TASK ITEM: When you reach the line containing "What data populates", begin reproducing the lines exactly and continue through the end of the listing, leaving out the pictures.

SUPPLIED DATA:
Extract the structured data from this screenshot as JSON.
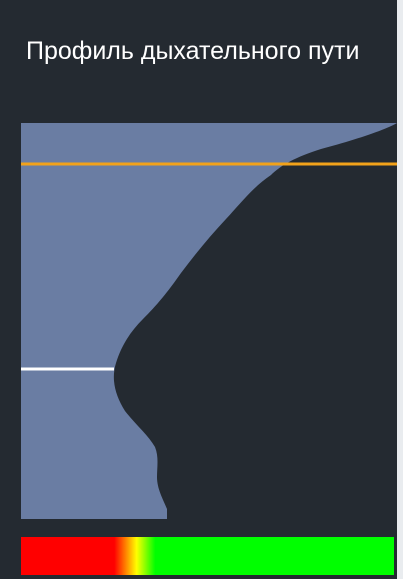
{
  "panel": {
    "title": "Профиль дыхательного пути",
    "background_color": "#242a31"
  },
  "profile": {
    "fill_color": "#6a7da3",
    "upper_marker_color": "#f2a21a",
    "lower_marker_color": "#ffffff"
  },
  "gradient_bar": {
    "colors": [
      "#ff0000",
      "#ffff00",
      "#00ff00"
    ]
  }
}
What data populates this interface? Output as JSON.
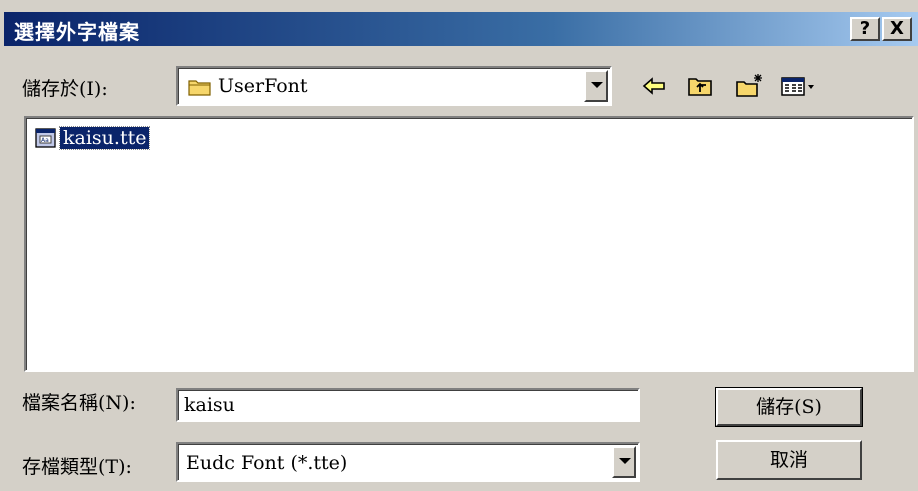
{
  "dialog": {
    "title": "選擇外字檔案",
    "help_button": "?",
    "close_button": "X"
  },
  "save_in": {
    "label": "儲存於(I):",
    "value": "UserFont",
    "folder_icon": "folder-icon"
  },
  "toolbar": {
    "back_icon": "back-arrow-icon",
    "up_icon": "up-folder-icon",
    "new_folder_icon": "new-folder-icon",
    "view_menu_icon": "view-menu-icon"
  },
  "files": [
    {
      "name": "kaisu.tte",
      "icon": "font-file-icon",
      "selected": true
    }
  ],
  "filename": {
    "label": "檔案名稱(N):",
    "value": "kaisu"
  },
  "filetype": {
    "label": "存檔類型(T):",
    "value": "Eudc Font (*.tte)"
  },
  "buttons": {
    "save": "儲存(S)",
    "cancel": "取消"
  },
  "colors": {
    "title_bar": "#0a246a",
    "dialog_bg": "#d4d0c8",
    "selection": "#0a246a"
  }
}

TASK ANSWER:
What data populates this interface? Output as JSON.
{
  "dialog": {
    "title": "選擇外字檔案",
    "help_button": "?",
    "close_button": "X"
  },
  "save_in": {
    "label": "儲存於(I):",
    "value": "UserFont",
    "folder_icon": "folder-icon"
  },
  "toolbar": {
    "back_icon": "back-arrow-icon",
    "up_icon": "up-folder-icon",
    "new_folder_icon": "new-folder-icon",
    "view_menu_icon": "view-menu-icon"
  },
  "files": [
    {
      "name": "kaisu.tte",
      "icon": "font-file-icon",
      "selected": true
    }
  ],
  "filename": {
    "label": "檔案名稱(N):",
    "value": "kaisu"
  },
  "filetype": {
    "label": "存檔類型(T):",
    "value": "Eudc Font (*.tte)"
  },
  "buttons": {
    "save": "儲存(S)",
    "cancel": "取消"
  },
  "colors": {
    "title_bar": "#0a246a",
    "dialog_bg": "#d4d0c8",
    "selection": "#0a246a"
  }
}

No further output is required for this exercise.